Write out the entries again. Match each one exactly.

[Stored items]
################
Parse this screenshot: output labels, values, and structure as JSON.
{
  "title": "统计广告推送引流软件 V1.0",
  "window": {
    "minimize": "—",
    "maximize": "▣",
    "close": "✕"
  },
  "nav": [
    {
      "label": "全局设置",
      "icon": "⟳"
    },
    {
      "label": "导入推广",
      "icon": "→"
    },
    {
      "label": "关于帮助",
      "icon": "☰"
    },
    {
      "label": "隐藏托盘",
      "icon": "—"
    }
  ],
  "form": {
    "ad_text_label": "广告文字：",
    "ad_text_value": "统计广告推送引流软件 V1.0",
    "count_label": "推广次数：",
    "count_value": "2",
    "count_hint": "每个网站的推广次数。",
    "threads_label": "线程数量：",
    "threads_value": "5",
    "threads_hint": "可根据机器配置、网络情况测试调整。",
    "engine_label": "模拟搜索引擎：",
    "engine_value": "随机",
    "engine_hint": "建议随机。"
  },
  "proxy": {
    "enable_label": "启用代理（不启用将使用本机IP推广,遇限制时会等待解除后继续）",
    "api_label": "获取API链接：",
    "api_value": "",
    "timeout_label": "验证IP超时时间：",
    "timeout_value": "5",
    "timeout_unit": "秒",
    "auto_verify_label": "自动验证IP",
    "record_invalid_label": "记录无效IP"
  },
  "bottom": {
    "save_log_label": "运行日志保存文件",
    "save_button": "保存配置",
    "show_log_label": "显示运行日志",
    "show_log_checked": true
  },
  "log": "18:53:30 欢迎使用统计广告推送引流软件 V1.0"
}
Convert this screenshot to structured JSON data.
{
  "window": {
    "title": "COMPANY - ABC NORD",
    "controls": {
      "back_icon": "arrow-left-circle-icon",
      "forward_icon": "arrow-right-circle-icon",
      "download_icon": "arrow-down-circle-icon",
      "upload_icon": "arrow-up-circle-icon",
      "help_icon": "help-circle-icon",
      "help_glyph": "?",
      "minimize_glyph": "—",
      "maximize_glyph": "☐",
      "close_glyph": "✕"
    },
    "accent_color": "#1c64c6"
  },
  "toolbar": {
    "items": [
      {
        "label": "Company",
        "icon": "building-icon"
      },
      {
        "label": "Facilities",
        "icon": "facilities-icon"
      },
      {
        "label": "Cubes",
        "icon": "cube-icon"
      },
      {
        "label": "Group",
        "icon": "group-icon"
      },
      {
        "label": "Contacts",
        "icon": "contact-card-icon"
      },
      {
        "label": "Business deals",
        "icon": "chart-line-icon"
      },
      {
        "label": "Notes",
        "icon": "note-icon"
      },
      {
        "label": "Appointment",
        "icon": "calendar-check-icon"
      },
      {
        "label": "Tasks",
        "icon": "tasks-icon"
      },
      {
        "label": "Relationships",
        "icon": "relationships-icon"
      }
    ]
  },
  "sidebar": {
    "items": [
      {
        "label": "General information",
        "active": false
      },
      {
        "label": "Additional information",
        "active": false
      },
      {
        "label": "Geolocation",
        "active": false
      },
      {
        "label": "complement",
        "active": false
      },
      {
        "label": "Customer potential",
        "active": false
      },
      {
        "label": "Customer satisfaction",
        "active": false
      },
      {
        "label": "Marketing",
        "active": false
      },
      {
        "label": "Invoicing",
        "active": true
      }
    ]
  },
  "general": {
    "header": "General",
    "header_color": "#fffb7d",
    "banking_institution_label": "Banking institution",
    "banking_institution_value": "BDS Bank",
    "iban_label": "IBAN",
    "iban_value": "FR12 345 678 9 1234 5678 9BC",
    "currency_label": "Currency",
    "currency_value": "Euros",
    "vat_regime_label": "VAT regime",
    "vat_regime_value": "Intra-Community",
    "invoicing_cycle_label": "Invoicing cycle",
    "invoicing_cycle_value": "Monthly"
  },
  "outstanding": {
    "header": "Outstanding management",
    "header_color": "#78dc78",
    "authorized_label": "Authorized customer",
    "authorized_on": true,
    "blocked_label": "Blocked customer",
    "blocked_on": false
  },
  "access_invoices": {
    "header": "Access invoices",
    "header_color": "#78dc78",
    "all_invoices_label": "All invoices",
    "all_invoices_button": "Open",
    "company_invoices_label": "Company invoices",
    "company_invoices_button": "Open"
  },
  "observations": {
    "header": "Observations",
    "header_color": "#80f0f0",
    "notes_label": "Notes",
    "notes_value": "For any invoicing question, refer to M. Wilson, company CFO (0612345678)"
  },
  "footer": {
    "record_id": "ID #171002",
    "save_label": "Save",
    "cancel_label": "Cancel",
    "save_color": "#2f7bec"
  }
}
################
◆ Answer space
Parse this screenshot: output labels, values, and structure as JSON.
{
  "title": "统计广告推送引流软件 V1.0",
  "window": {
    "minimize": "—",
    "maximize": "▣",
    "close": "✕"
  },
  "nav": [
    {
      "label": "全局设置",
      "icon": "⟳"
    },
    {
      "label": "导入推广",
      "icon": "→"
    },
    {
      "label": "关于帮助",
      "icon": "☰"
    },
    {
      "label": "隐藏托盘",
      "icon": "—"
    }
  ],
  "form": {
    "ad_text_label": "广告文字：",
    "ad_text_value": "统计广告推送引流软件 V1.0",
    "count_label": "推广次数：",
    "count_value": "2",
    "count_hint": "每个网站的推广次数。",
    "threads_label": "线程数量：",
    "threads_value": "5",
    "threads_hint": "可根据机器配置、网络情况测试调整。",
    "engine_label": "模拟搜索引擎：",
    "engine_value": "随机",
    "engine_hint": "建议随机。"
  },
  "proxy": {
    "enable_label": "启用代理（不启用将使用本机IP推广,遇限制时会等待解除后继续）",
    "api_label": "获取API链接：",
    "api_value": "",
    "timeout_label": "验证IP超时时间：",
    "timeout_value": "5",
    "timeout_unit": "秒",
    "auto_verify_label": "自动验证IP",
    "record_invalid_label": "记录无效IP"
  },
  "bottom": {
    "save_log_label": "运行日志保存文件",
    "save_button": "保存配置",
    "show_log_label": "显示运行日志",
    "show_log_checked": true
  },
  "log": "18:53:30 欢迎使用统计广告推送引流软件 V1.0"
}
Convert this screenshot to structured JSON data.
{
  "window": {
    "title": "COMPANY - ABC NORD",
    "controls": {
      "back_icon": "arrow-left-circle-icon",
      "forward_icon": "arrow-right-circle-icon",
      "download_icon": "arrow-down-circle-icon",
      "upload_icon": "arrow-up-circle-icon",
      "help_icon": "help-circle-icon",
      "help_glyph": "?",
      "minimize_glyph": "—",
      "maximize_glyph": "☐",
      "close_glyph": "✕"
    },
    "accent_color": "#1c64c6"
  },
  "toolbar": {
    "items": [
      {
        "label": "Company",
        "icon": "building-icon"
      },
      {
        "label": "Facilities",
        "icon": "facilities-icon"
      },
      {
        "label": "Cubes",
        "icon": "cube-icon"
      },
      {
        "label": "Group",
        "icon": "group-icon"
      },
      {
        "label": "Contacts",
        "icon": "contact-card-icon"
      },
      {
        "label": "Business deals",
        "icon": "chart-line-icon"
      },
      {
        "label": "Notes",
        "icon": "note-icon"
      },
      {
        "label": "Appointment",
        "icon": "calendar-check-icon"
      },
      {
        "label": "Tasks",
        "icon": "tasks-icon"
      },
      {
        "label": "Relationships",
        "icon": "relationships-icon"
      }
    ]
  },
  "sidebar": {
    "items": [
      {
        "label": "General information",
        "active": false
      },
      {
        "label": "Additional information",
        "active": false
      },
      {
        "label": "Geolocation",
        "active": false
      },
      {
        "label": "complement",
        "active": false
      },
      {
        "label": "Customer potential",
        "active": false
      },
      {
        "label": "Customer satisfaction",
        "active": false
      },
      {
        "label": "Marketing",
        "active": false
      },
      {
        "label": "Invoicing",
        "active": true
      }
    ]
  },
  "general": {
    "header": "General",
    "header_color": "#fffb7d",
    "banking_institution_label": "Banking institution",
    "banking_institution_value": "BDS Bank",
    "iban_label": "IBAN",
    "iban_value": "FR12 345 678 9 1234 5678 9BC",
    "currency_label": "Currency",
    "currency_value": "Euros",
    "vat_regime_label": "VAT regime",
    "vat_regime_value": "Intra-Community",
    "invoicing_cycle_label": "Invoicing cycle",
    "invoicing_cycle_value": "Monthly"
  },
  "outstanding": {
    "header": "Outstanding management",
    "header_color": "#78dc78",
    "authorized_label": "Authorized customer",
    "authorized_on": true,
    "blocked_label": "Blocked customer",
    "blocked_on": false
  },
  "access_invoices": {
    "header": "Access invoices",
    "header_color": "#78dc78",
    "all_invoices_label": "All invoices",
    "all_invoices_button": "Open",
    "company_invoices_label": "Company invoices",
    "company_invoices_button": "Open"
  },
  "observations": {
    "header": "Observations",
    "header_color": "#80f0f0",
    "notes_label": "Notes",
    "notes_value": "For any invoicing question, refer to M. Wilson, company CFO (0612345678)"
  },
  "footer": {
    "record_id": "ID #171002",
    "save_label": "Save",
    "cancel_label": "Cancel",
    "save_color": "#2f7bec"
  }
}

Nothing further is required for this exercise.